Source: Middle East Eye
By Madawi al-Rasheed, who is visiting professor at the Middle East Institute of the London School of Economics. She has written extensively on the Arabian Peninsula, Arab migration, globalisation, religious transnationalism and gender issues. You can follow her on Twitter: @MadawiDr
Since the discovery of oil in the country in the 1930s, Saudi Arabia has been an important hub for western interests in the Middle East region.
King Salman bin Abdulaziz will leave the throne almost a century later. His successor will no doubt see this pivotal role gradually being eroded under a changing global energy market. As the US is no longer dependent on Saudi oil, or that of the Middle East in general, the kingdom’s special relationship with the US will be demoted, leaving the country exposed to regional and international hazards.

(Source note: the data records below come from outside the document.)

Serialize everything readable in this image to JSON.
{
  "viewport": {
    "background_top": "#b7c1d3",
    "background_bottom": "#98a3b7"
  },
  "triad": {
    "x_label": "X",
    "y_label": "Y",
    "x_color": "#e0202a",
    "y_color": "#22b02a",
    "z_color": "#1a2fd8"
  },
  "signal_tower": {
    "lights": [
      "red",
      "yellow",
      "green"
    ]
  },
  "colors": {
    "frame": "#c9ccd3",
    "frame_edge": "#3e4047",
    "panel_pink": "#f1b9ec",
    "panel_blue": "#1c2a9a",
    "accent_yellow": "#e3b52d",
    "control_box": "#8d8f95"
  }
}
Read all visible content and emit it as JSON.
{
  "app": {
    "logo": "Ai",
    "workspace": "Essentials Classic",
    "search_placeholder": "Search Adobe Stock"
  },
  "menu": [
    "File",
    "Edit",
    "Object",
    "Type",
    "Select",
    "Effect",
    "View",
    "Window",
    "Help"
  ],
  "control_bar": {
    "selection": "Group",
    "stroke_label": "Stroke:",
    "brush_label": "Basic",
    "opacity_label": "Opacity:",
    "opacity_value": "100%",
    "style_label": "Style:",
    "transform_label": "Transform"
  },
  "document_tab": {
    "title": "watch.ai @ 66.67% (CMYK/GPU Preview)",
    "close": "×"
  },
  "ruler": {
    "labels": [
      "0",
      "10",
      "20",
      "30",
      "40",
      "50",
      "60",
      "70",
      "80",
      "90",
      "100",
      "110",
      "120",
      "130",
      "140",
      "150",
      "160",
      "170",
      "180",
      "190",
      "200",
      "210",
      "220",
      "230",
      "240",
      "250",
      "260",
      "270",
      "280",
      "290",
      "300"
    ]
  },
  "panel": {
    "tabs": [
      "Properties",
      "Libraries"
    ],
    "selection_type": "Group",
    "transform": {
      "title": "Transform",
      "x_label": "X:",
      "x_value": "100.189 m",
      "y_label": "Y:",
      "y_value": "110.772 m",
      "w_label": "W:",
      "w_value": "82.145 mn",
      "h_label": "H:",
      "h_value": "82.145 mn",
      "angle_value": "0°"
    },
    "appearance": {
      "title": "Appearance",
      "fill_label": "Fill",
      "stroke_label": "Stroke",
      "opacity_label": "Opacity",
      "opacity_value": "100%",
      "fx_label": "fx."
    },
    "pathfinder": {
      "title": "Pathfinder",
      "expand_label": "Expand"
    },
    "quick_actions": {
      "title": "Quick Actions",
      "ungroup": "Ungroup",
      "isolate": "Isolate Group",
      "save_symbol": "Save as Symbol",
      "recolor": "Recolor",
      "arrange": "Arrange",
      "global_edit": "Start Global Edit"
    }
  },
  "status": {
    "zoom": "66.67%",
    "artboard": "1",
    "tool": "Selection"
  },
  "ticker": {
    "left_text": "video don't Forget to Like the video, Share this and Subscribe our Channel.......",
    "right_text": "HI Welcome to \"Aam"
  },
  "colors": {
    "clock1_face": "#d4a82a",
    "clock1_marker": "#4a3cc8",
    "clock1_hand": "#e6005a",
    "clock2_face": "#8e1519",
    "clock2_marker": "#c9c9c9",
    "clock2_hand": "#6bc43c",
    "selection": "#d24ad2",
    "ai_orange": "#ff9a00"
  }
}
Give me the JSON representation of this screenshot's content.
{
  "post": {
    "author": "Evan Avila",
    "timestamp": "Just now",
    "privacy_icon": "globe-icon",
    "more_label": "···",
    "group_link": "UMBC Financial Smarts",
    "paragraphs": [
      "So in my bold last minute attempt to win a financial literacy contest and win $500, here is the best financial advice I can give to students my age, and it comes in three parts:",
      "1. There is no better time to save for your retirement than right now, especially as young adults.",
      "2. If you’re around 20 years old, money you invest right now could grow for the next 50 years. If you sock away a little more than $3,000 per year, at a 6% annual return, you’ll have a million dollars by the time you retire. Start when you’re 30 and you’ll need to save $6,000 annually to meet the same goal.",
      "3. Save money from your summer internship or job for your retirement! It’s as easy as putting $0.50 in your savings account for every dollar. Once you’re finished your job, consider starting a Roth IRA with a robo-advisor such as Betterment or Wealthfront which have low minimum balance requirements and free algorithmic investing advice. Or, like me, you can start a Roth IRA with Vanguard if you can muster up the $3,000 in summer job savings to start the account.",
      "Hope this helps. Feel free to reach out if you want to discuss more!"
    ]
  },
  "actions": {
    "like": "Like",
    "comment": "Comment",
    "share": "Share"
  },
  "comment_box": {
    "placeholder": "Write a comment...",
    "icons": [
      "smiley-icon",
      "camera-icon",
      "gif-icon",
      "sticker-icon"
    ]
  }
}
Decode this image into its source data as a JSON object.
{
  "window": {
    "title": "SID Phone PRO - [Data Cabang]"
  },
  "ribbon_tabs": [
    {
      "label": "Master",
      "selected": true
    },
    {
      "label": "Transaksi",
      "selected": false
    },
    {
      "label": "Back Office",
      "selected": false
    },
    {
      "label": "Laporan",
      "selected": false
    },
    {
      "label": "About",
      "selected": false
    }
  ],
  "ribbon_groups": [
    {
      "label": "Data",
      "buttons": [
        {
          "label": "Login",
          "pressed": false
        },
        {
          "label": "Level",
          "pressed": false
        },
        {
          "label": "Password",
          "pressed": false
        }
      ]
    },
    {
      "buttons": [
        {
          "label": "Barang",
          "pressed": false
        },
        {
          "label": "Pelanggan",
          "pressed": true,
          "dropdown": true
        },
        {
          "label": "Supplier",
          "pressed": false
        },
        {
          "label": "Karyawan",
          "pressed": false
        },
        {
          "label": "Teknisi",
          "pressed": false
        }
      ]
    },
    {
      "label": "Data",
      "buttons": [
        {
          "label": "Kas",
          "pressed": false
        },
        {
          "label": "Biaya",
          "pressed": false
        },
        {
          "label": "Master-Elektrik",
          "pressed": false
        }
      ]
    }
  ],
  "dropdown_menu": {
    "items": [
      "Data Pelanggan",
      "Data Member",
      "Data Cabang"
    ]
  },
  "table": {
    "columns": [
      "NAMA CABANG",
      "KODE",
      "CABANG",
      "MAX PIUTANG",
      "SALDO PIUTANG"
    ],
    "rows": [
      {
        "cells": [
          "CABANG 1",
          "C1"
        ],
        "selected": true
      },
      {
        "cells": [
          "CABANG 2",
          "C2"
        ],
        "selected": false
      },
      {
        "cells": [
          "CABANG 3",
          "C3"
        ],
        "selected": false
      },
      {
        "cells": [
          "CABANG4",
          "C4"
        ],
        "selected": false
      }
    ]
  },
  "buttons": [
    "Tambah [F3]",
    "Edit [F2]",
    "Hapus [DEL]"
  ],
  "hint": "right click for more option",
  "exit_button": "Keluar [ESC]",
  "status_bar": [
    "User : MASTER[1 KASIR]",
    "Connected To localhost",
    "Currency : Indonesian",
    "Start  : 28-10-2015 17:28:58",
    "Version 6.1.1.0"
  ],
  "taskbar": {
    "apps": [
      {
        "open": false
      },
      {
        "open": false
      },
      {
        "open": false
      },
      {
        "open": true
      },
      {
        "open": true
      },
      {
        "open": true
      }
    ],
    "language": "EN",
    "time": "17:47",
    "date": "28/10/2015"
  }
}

Trump’s stamp of approval
Under US President Donald Trump, the new leadership in Riyadh – above all, Crown Prince Mohammed bin Salman – enjoyed a momentary sigh of relief as the president continued to maintain close relations with the prince, manipulating his fears and worries, and supporting his spending spree on arms. The prince figured he could get away with murder, and he literally did.
When Mohammed bin Salman oversaw the murder of Jamal Khashoggi in Istanbul in 2018, Trump rewarded him by stating: “It could very well be that the crown prince had knowledge of this tragic event – maybe he did and maybe he didn’t.”
Trump’s rambling echoed well in Riyadh, providing the necessary comfort for an embattled king whose son’s brutality knew no limits
The statement was a godsend for the crown prince. But Trump went even further, adding: “In any case, our relationship is with the Kingdom of Saudi Arabia. They have been a great ally in our very important fight against Iran. The United States intends to remain a steadfast partner of Saudi Arabia to ensure the interests of our country, Israel and all other partners in the region. It is our paramount goal to fully eliminate the threat of terrorism throughout the world.”
Noting that Saudi Arabia is the largest oil-producing nation in the world after the US, Trump continued: “They have worked closely with us and have been very responsive to my requests to keeping oil prices at reasonable levels … I intend to ensure that, in a very dangerous world, America is pursuing its national interests and vigorously contesting countries that wish to do us harm. Very simply it is called America First.”
Trump’s rambling echoed well in Riyadh, providing the necessary comfort for an embattled king whose son’s brutality knew no limits. This feeling of comfort may not last after the king’s departure, which may coincide with a change of minds and hearts in Washington after the US election in November.